Five ambassadors present credentials to Peres

President welcomes envoys from Vietnam, Sri Lanka, South Africa, Chile and Zambia.

Vietnamese envoy and Peres 370 (photo credit: Mark Neiman/GPO)
Vietnamese envoy and Peres 370
(photo credit: Mark Neiman/GPO)
Five new ambassadors to Israel presented their credentials to President Shimon Peres on Thursday.
The five were Ta Duy Chinh of Vietnam; Sarath Devesena Wijesinghe of Sri Lanka; Sisa Ngombane of South Africa; Jorge Montero Figueroa of Chile; and Mary Mildred Zambezi of Zambia.
Of the five, Zambezi, who works out of Nairobi, is the only one who is a non-resident, but she previously visited Israel as part of a delegation in 1993, and told Peres that now she felt she had come home. Zambia is scheduled to open an embassy in Israel within the next few months.
Two of the other new ambassadors – those from Sri Lanka and Chile – had met Peres on previous occasions.
Wijesinghe had accompanied Sri Lankan Foreign Minister Gamini Lakshman Peiris to a meeting with Peres earlier in the week; and Figueroa had been the deputy chief of protocol of the Chilean Foreign Ministry when Peres visited there in 1994 as foreign minister.
In his conversation with Figueroa, Peres noted the cordial relations between Chile’s Jewish and Arab communities and suggested that Chile send representatives of these communities to the Middle East as “exports for peace.”
Both Peres and Ta Duy referred to the president’s November 2011 visit to Vietnam, and Peres apprised Ta Duy of a little known piece of historical trivia: David Ben-Gurion met Ho Chi Minh when they were seeking independence from the British and French, respectively. Ho, Peres said, offered Ben-Gurion the opportunity to set up a government in exile in Vietnam, but Ben-Gurion politely declined.
In his discussion with Ngombane, Peres expressed concern for the health of former South African president Nelson Mandela, and was assured that he was on the mend.
Peres congratulated South Africa on what he called “a double exodus” first from colonialism and then from apartheid.
“What Mandela did was unbelievable,” said Peres as he marveled over the “unmatched” and “unprecedented” ability of South Africans to forgive to the extent that they have done.

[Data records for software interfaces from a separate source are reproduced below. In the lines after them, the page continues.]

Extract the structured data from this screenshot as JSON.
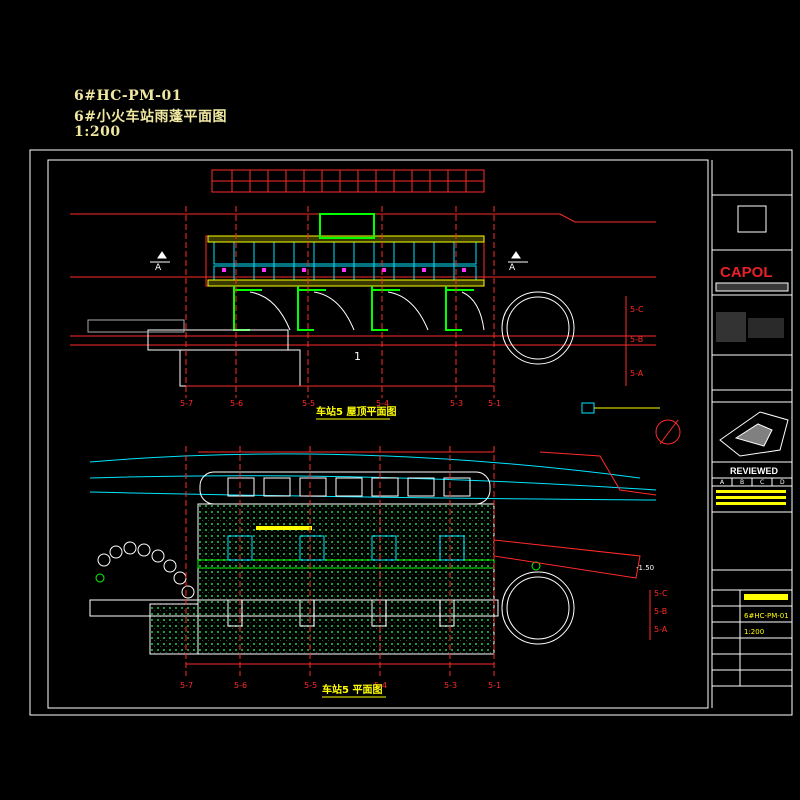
{
  "header": {
    "code": "6#HC-PM-01",
    "title": "6#小火车站雨蓬平面图",
    "scale": "1:200"
  },
  "drawing": {
    "top_plan_title": "车站5 屋顶平面图",
    "bottom_plan_title": "车站5 平面图",
    "section_marker": "1",
    "section_marker_letter": "A",
    "axis_labels_bottom": [
      "5-7",
      "5-6",
      "5-5",
      "5-4",
      "5-3",
      "5-1"
    ],
    "axis_labels_right": [
      "5-C",
      "5-B",
      "5-A"
    ],
    "elevation": "-1.50"
  },
  "title_block": {
    "logo": "CAPOL",
    "reviewed": "REVIEWED",
    "review_cols": [
      "A",
      "B",
      "C",
      "D"
    ],
    "scale": "1:200",
    "drawing_no": "6#HC-PM-01"
  },
  "colors": {
    "background": "#000000",
    "frame": "#ffffff",
    "green": "#00ff00",
    "red": "#ff2a2a",
    "cyan": "#00e5ff",
    "yellow": "#ffff00",
    "magenta": "#ff33ff",
    "header_text": "#f0e8a0",
    "capol_red": "#e8202a"
  }
}
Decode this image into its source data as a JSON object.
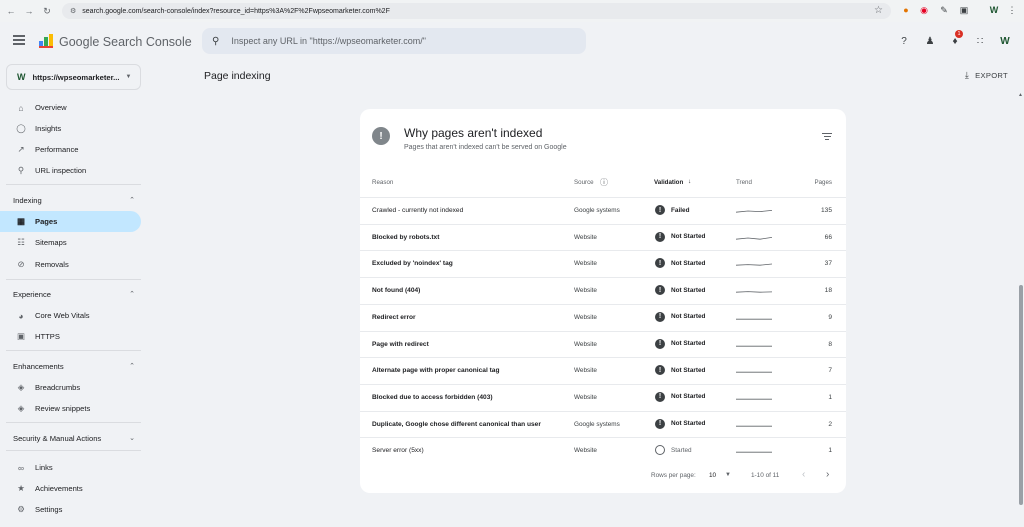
{
  "browser": {
    "url": "search.google.com/search-console/index?resource_id=https%3A%2F%2Fwpseomarketer.com%2F",
    "notification_count": "1"
  },
  "header": {
    "app_title": "Google Search Console",
    "search_placeholder": "Inspect any URL in \"https://wpseomarketer.com/\""
  },
  "sidebar": {
    "property": "https://wpseomarketer...",
    "items": [
      {
        "label": "Overview",
        "icon": "home-icon"
      },
      {
        "label": "Insights",
        "icon": "lightbulb-icon"
      },
      {
        "label": "Performance",
        "icon": "trending-icon"
      },
      {
        "label": "URL inspection",
        "icon": "search-icon"
      }
    ],
    "sections": [
      {
        "title": "Indexing",
        "items": [
          {
            "label": "Pages",
            "icon": "pages-icon",
            "active": true
          },
          {
            "label": "Sitemaps",
            "icon": "sitemap-icon"
          },
          {
            "label": "Removals",
            "icon": "removals-icon"
          }
        ]
      },
      {
        "title": "Experience",
        "items": [
          {
            "label": "Core Web Vitals",
            "icon": "gauge-icon"
          },
          {
            "label": "HTTPS",
            "icon": "lock-icon"
          }
        ]
      },
      {
        "title": "Enhancements",
        "items": [
          {
            "label": "Breadcrumbs",
            "icon": "layers-icon"
          },
          {
            "label": "Review snippets",
            "icon": "layers-icon"
          }
        ]
      },
      {
        "title": "Security & Manual Actions",
        "items": []
      }
    ],
    "bottom_items": [
      {
        "label": "Links",
        "icon": "link-icon"
      },
      {
        "label": "Achievements",
        "icon": "trophy-icon"
      },
      {
        "label": "Settings",
        "icon": "gear-icon"
      }
    ]
  },
  "main": {
    "page_title": "Page indexing",
    "export_label": "EXPORT",
    "card": {
      "title": "Why pages aren't indexed",
      "subtitle": "Pages that aren't indexed can't be served on Google",
      "columns": {
        "reason": "Reason",
        "source": "Source",
        "validation": "Validation",
        "trend": "Trend",
        "pages": "Pages"
      },
      "rows": [
        {
          "reason": "Crawled - currently not indexed",
          "source": "Google systems",
          "validation": "Failed",
          "pages": "135",
          "bold": false,
          "trend": [
            0.3,
            0.5,
            0.4,
            0.6
          ]
        },
        {
          "reason": "Blocked by robots.txt",
          "source": "Website",
          "validation": "Not Started",
          "pages": "66",
          "bold": true,
          "trend": [
            0.3,
            0.5,
            0.3,
            0.6
          ]
        },
        {
          "reason": "Excluded by 'noindex' tag",
          "source": "Website",
          "validation": "Not Started",
          "pages": "37",
          "bold": true,
          "trend": [
            0.3,
            0.4,
            0.3,
            0.5
          ]
        },
        {
          "reason": "Not found (404)",
          "source": "Website",
          "validation": "Not Started",
          "pages": "18",
          "bold": true,
          "trend": [
            0.3,
            0.4,
            0.3,
            0.35
          ]
        },
        {
          "reason": "Redirect error",
          "source": "Website",
          "validation": "Not Started",
          "pages": "9",
          "bold": true,
          "trend": [
            0.3,
            0.3,
            0.3,
            0.3
          ]
        },
        {
          "reason": "Page with redirect",
          "source": "Website",
          "validation": "Not Started",
          "pages": "8",
          "bold": true,
          "trend": [
            0.3,
            0.3,
            0.3,
            0.3
          ]
        },
        {
          "reason": "Alternate page with proper canonical tag",
          "source": "Website",
          "validation": "Not Started",
          "pages": "7",
          "bold": true,
          "trend": [
            0.3,
            0.3,
            0.3,
            0.3
          ]
        },
        {
          "reason": "Blocked due to access forbidden (403)",
          "source": "Website",
          "validation": "Not Started",
          "pages": "1",
          "bold": true,
          "trend": [
            0.3,
            0.3,
            0.3,
            0.3
          ]
        },
        {
          "reason": "Duplicate, Google chose different canonical than user",
          "source": "Google systems",
          "validation": "Not Started",
          "pages": "2",
          "bold": true,
          "trend": [
            0.3,
            0.3,
            0.3,
            0.3
          ]
        },
        {
          "reason": "Server error (5xx)",
          "source": "Website",
          "validation": "Started",
          "pages": "1",
          "bold": false,
          "trend": [
            0.3,
            0.3,
            0.3,
            0.3
          ]
        }
      ],
      "footer": {
        "rows_per_page_label": "Rows per page:",
        "rows_per_page": "10",
        "range": "1-10 of 11"
      }
    }
  }
}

When Ngombane spoke he touched on South Africa’s foreign policy vis a vis Israel, and instead of using his own words, read aloud a statement by Israeli historian Prof. Yehuda Bauer, who believes that Israel should return to the pre-1967 lines with some territorial exchanges.
Citing South Africa’s political achievements that could be mirrored in this part of the world, Ngombane said: “We have traveled a long road towards reconciliation, and we know it’s not easy, but this great country deserves peace.”